This is a deeply unethical system and new research shows that, in addition to being disproportionately incarcerated, racial minorities and immigrants are disproportionately housed in private prisons. Looking at three states with some of the largest prison populations — California, Texas, and Arizona – graduate student Christopher Petrella reports that racial minorities are over-represented in private prisons by an additional 12%; his colleague, Josh Begley, put together [the above] infographic.
This means that, insofar as U.S. state governments are making an effort to rehabilitate the prison population, those efforts are disproportionately aimed at white inmates. Petrella argues that this translates into a public disinvestment in the lives of minorities and their communities.

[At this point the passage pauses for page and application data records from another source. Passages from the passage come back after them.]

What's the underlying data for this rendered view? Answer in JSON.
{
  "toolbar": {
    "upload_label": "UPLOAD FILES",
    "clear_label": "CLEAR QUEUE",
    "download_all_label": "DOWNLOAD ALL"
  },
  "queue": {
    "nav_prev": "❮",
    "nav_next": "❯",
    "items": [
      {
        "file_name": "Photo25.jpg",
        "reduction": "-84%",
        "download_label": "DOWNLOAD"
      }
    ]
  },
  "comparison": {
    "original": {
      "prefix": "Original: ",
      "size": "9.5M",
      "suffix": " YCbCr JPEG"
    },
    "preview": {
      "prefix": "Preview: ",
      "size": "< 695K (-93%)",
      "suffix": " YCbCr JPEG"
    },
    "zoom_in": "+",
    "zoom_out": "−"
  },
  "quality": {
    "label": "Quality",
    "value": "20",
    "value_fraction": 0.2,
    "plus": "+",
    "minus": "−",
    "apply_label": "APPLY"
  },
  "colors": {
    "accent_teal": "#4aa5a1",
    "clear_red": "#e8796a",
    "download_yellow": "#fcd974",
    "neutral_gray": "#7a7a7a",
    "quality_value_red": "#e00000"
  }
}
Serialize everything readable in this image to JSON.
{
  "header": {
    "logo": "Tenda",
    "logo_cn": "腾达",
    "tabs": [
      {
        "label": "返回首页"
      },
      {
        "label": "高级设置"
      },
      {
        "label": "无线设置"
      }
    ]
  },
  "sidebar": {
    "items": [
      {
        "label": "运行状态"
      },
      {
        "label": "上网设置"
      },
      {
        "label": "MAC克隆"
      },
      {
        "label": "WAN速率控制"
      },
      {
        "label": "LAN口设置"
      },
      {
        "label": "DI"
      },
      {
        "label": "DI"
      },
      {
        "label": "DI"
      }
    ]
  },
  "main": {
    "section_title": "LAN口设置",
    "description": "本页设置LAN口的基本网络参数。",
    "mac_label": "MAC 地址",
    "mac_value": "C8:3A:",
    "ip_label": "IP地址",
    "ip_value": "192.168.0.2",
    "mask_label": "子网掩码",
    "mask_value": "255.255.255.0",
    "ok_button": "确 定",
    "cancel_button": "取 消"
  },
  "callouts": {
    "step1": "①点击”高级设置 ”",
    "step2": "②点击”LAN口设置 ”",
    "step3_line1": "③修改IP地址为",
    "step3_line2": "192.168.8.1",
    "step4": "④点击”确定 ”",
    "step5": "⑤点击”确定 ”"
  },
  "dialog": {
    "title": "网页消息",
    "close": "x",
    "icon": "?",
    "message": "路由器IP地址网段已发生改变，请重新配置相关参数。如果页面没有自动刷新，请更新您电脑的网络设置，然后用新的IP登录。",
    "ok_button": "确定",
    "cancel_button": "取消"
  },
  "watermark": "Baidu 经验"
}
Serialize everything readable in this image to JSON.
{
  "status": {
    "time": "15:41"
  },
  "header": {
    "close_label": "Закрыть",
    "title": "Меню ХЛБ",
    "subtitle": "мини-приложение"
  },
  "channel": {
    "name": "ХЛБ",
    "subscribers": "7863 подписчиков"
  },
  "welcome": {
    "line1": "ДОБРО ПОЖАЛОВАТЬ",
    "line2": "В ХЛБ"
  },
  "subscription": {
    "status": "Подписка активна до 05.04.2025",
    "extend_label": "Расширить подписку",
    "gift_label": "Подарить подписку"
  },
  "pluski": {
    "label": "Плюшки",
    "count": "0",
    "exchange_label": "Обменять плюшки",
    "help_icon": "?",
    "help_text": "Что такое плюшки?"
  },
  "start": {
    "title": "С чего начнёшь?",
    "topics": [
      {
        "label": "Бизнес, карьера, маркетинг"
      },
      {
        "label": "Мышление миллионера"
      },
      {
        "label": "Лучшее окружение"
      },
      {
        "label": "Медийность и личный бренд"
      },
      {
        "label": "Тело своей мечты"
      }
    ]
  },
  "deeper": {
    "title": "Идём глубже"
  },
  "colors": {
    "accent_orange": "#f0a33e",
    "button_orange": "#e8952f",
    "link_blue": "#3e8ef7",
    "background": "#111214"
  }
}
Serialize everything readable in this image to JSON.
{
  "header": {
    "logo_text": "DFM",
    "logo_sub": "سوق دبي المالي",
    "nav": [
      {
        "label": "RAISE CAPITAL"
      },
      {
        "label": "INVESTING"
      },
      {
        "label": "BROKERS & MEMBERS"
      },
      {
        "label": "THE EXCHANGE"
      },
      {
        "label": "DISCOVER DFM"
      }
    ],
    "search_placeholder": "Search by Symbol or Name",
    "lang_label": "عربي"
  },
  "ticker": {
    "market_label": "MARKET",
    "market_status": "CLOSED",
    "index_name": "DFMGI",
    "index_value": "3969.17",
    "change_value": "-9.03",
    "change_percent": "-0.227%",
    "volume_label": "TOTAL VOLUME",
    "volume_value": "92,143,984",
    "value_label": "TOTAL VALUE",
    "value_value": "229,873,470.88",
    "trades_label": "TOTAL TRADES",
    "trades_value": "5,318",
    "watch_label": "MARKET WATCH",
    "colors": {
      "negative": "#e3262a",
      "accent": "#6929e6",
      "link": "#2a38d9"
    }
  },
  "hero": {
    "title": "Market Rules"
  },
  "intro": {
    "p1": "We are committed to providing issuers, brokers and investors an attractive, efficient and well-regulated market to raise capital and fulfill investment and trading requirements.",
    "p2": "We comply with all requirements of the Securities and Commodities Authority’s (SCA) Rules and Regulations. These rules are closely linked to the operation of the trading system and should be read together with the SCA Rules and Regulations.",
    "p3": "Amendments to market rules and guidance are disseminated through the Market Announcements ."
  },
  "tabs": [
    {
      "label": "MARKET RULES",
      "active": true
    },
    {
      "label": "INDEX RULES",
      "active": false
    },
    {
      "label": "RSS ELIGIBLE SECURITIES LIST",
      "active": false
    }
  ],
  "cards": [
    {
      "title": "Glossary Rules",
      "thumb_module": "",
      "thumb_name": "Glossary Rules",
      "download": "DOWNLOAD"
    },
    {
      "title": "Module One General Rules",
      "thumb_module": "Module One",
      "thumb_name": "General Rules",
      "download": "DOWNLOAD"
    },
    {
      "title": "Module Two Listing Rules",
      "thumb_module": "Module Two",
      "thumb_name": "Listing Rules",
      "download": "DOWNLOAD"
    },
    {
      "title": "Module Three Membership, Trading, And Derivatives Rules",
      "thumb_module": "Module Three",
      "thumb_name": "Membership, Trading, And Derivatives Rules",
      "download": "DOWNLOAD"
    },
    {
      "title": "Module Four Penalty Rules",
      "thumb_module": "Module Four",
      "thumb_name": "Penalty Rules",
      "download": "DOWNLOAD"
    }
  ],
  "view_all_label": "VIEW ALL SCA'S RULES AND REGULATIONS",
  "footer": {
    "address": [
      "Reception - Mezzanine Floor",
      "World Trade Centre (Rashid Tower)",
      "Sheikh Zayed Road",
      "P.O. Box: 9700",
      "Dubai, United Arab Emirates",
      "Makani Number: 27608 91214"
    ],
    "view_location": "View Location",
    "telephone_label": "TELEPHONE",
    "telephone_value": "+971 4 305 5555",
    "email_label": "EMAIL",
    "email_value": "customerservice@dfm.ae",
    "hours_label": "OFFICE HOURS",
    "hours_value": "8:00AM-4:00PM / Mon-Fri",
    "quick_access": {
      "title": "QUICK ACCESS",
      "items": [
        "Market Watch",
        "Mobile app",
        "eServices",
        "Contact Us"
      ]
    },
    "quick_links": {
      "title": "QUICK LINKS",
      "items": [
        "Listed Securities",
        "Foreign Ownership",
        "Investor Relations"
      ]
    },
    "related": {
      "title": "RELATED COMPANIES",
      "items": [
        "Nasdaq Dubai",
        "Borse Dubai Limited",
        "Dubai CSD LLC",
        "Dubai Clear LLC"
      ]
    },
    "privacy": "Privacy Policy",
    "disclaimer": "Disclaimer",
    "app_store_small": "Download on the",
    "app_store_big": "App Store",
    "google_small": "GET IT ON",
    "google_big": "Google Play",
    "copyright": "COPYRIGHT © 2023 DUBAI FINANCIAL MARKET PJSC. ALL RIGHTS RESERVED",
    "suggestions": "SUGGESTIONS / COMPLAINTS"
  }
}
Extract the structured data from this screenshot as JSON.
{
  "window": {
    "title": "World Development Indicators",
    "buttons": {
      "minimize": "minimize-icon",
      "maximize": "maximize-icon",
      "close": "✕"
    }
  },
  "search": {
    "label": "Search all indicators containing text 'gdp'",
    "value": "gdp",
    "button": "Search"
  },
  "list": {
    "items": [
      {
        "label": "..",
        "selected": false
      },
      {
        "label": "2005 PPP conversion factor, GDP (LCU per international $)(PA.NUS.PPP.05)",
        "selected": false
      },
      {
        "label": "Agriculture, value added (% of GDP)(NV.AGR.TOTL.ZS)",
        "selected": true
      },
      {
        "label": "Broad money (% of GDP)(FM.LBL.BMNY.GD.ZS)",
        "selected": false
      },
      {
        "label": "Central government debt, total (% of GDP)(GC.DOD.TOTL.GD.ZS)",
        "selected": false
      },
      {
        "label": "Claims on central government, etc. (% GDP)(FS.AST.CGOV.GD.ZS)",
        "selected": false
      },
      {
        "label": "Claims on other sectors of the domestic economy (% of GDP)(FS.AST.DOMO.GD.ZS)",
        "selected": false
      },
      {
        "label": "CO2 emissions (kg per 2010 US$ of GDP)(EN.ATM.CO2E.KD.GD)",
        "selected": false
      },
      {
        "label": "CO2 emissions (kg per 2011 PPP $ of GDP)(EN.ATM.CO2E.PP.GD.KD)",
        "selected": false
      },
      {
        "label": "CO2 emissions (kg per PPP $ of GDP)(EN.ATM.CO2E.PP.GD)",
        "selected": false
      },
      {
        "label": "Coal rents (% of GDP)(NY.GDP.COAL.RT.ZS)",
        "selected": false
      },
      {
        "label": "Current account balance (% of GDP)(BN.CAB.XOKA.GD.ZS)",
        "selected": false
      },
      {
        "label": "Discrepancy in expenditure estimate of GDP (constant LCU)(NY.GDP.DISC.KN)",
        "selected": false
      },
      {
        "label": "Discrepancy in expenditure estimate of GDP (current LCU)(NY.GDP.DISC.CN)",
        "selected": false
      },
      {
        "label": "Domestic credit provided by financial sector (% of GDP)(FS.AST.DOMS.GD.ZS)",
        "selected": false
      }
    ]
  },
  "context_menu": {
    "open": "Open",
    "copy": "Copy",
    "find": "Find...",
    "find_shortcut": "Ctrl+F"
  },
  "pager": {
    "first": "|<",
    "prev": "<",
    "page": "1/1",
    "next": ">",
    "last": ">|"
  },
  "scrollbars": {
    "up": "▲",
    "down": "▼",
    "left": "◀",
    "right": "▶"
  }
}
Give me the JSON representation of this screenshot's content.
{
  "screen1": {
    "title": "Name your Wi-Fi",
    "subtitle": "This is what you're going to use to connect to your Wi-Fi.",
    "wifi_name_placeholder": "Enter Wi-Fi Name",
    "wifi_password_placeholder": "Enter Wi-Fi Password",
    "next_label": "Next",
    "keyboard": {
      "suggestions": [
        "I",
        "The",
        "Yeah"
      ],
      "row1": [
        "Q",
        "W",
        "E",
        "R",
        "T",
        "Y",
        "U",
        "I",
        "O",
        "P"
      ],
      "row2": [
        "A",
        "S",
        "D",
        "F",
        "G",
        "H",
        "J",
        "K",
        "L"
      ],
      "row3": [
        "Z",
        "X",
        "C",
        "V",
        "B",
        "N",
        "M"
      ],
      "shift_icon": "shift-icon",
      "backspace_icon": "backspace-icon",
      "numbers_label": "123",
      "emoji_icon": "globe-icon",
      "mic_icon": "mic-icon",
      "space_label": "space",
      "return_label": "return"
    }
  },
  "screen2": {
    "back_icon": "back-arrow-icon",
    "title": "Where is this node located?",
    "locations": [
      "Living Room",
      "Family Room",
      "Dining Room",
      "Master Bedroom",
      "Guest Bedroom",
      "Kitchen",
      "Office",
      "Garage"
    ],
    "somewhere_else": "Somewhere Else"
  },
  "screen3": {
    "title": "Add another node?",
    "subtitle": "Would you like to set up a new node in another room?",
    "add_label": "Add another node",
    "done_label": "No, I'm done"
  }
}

Michaela Pommells, meanwhile, implicates the lack of transparency in privatized prisons:
On the political scale, any community backlash becomes irrelevant because public officials can play dumb considering that private prisons are not required to adhere to the Freedom of Information Act (FOIA). … Petrella points out that, “People of color are already over-represented in [public prisons] relative to their population share. Therefore, bringing transparency to the private prison industry would disproportionately benefit communities of color.”
(Image by Christopher Petrella and Josh Begley)